Another decision point might be the choice of the facade system during the concept phase based on the noise and thermal calculations delivered by the Lead Appointed Party.
Exchange Information Requirements
EIR is a set of detailed requirements of information to be delivered by various Task Teams during information exchanges (events of satisfying the information requirements by information delivery). EIR specifies also the structure and the definition of the information delivered. In other words, by meeting requirements set in EIR, Appointing Party and Lead Appointed Party are able to carry out their activities during the project delivery and operation. EIR is specified first by the Appointing Party. Secondly, the Lead Appointed Party adds up its own requirements for the Delivery Team. Then they are divided among all the Appointed Parties. And so on.
EIR is usually a set of interconnected requirements that specifies every information exchange. Satisfying one requirement might serve as an input to the next one (e.g. meeting requirements by delivering an architectural design of the building is an input for a structural engineer and his information exchange).
EIR originates from both Project Requirements and Asset Requirements (PIR and AIR provides an input to EIR, i.e. they aren’t the only sources).
|Content summary||Content breakdown||Form||Format||Information Exchange Date|
|Schedule of spaces||Alphanumerical information: room function number, room name, programmed area||schedule||XLSX||At delivery milestone 1|
|Emergency routes||Alphanumerical information: IfcSpace with the property ‘escape route’||space model||IFC||At delivery milestone 4|
|Geometrical information: escape route drawing||drawing||At delivery milestone 4|
In conclusion, those are the four different types of information requirements. It is also important to keep in mind that if an Appointing Party operates a portfolio of the assets it is advisable to streamline those documents so that they fit future projects.

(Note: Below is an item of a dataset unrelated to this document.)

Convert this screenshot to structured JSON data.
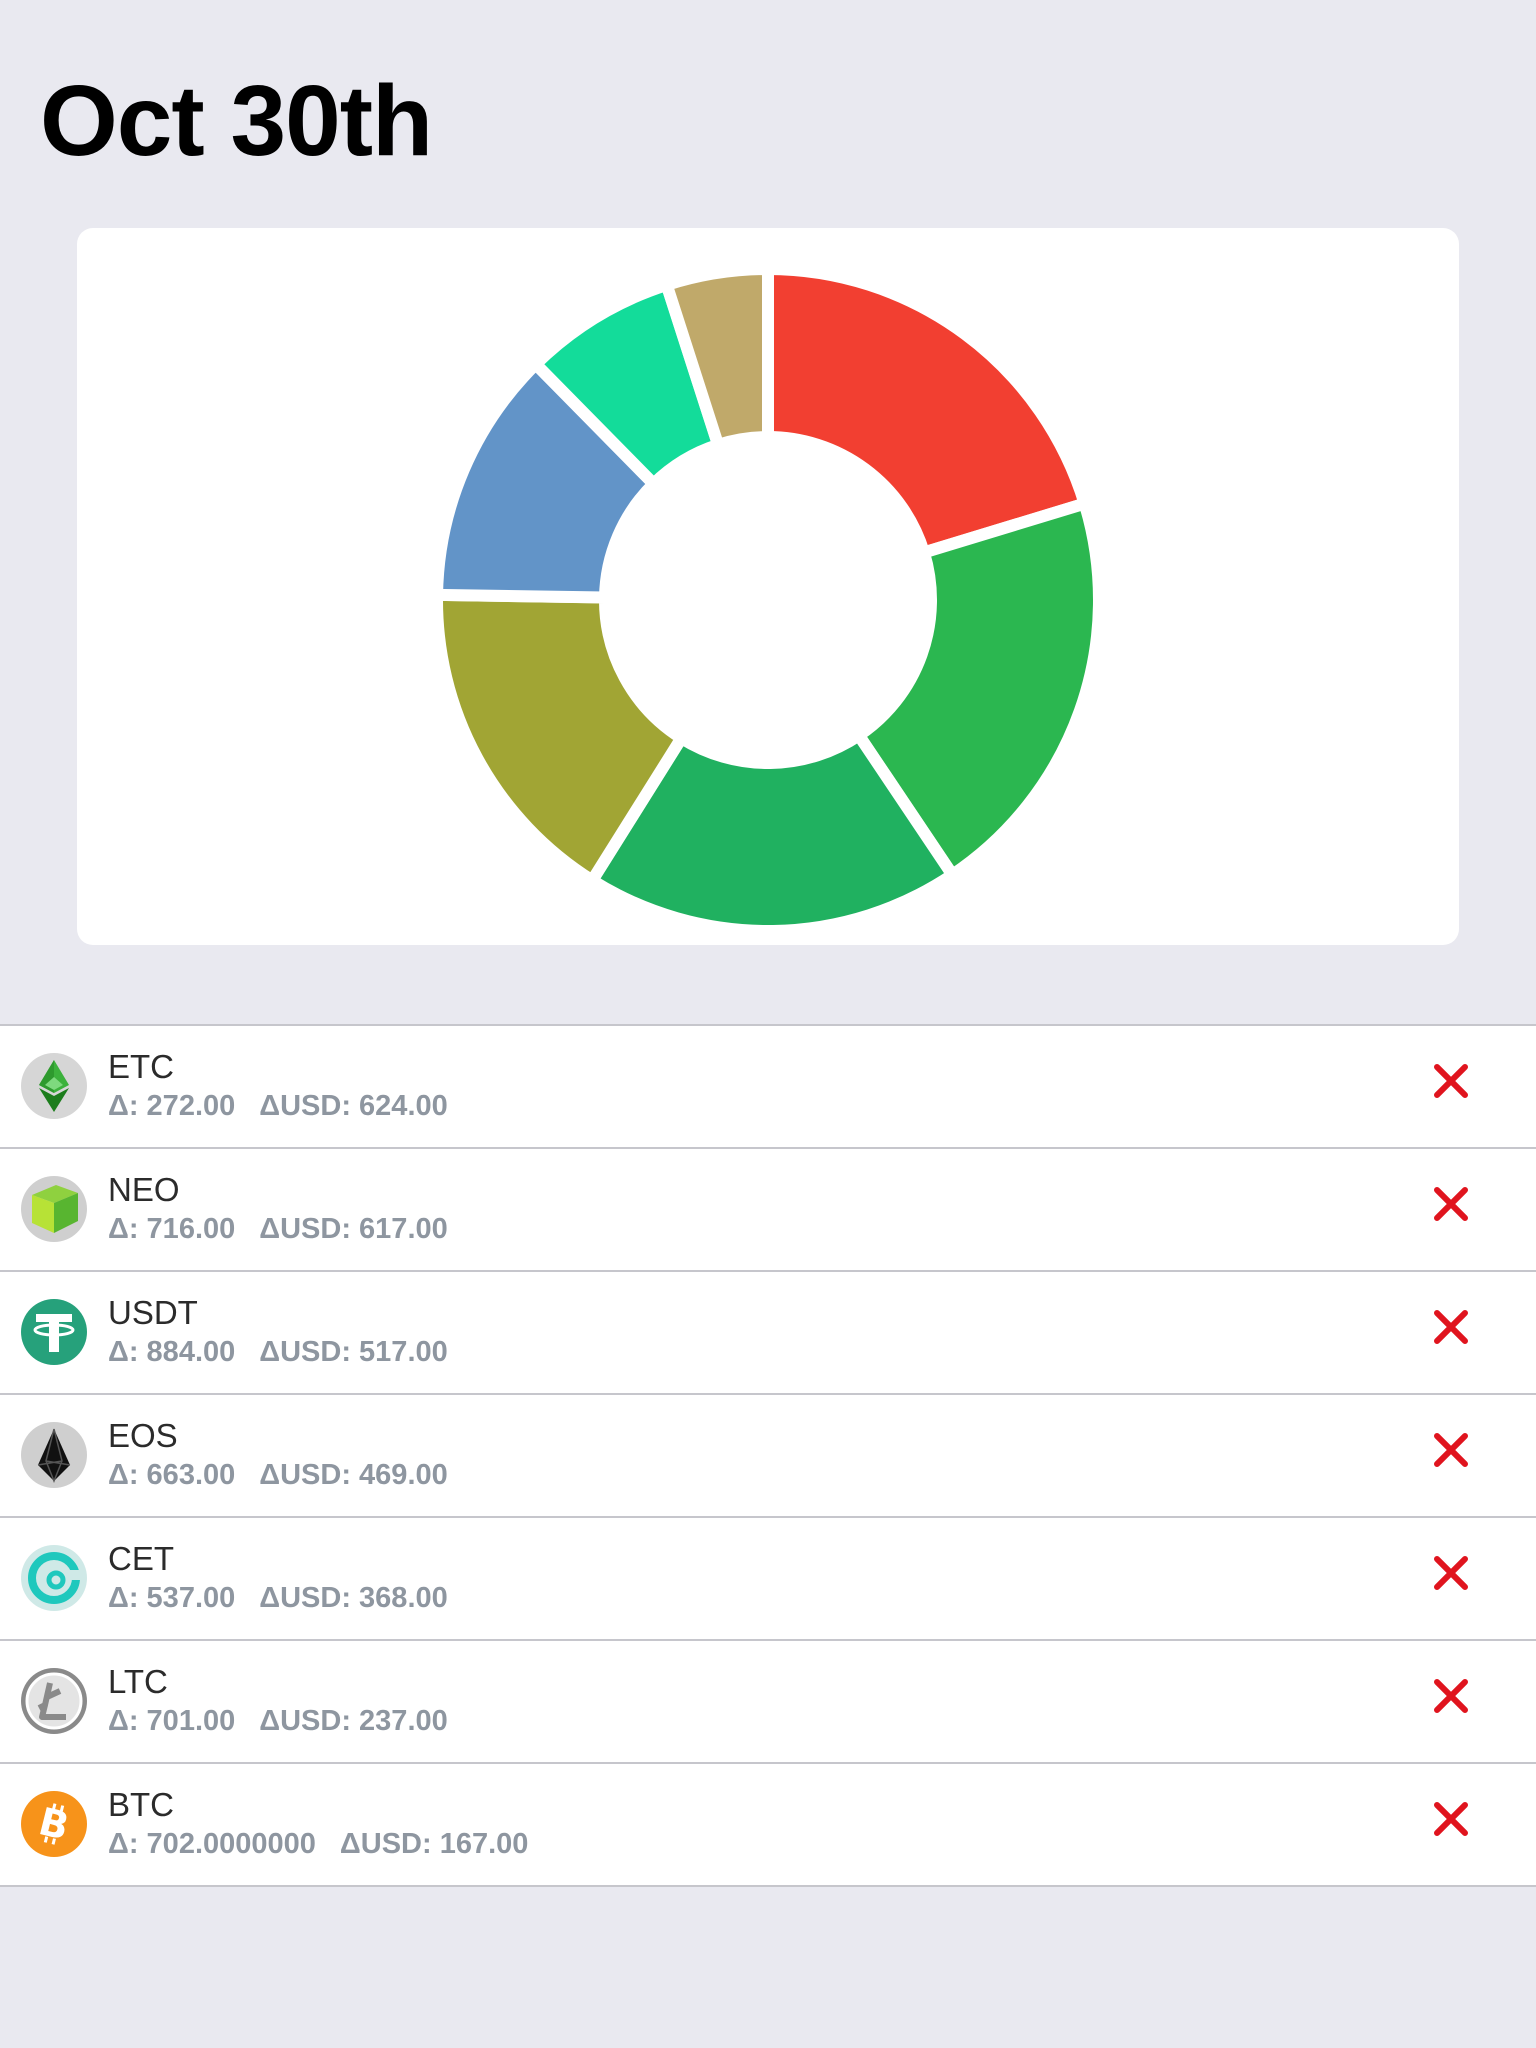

Hopefully, by the implementation of this process our industry can begin to think with the end in mind.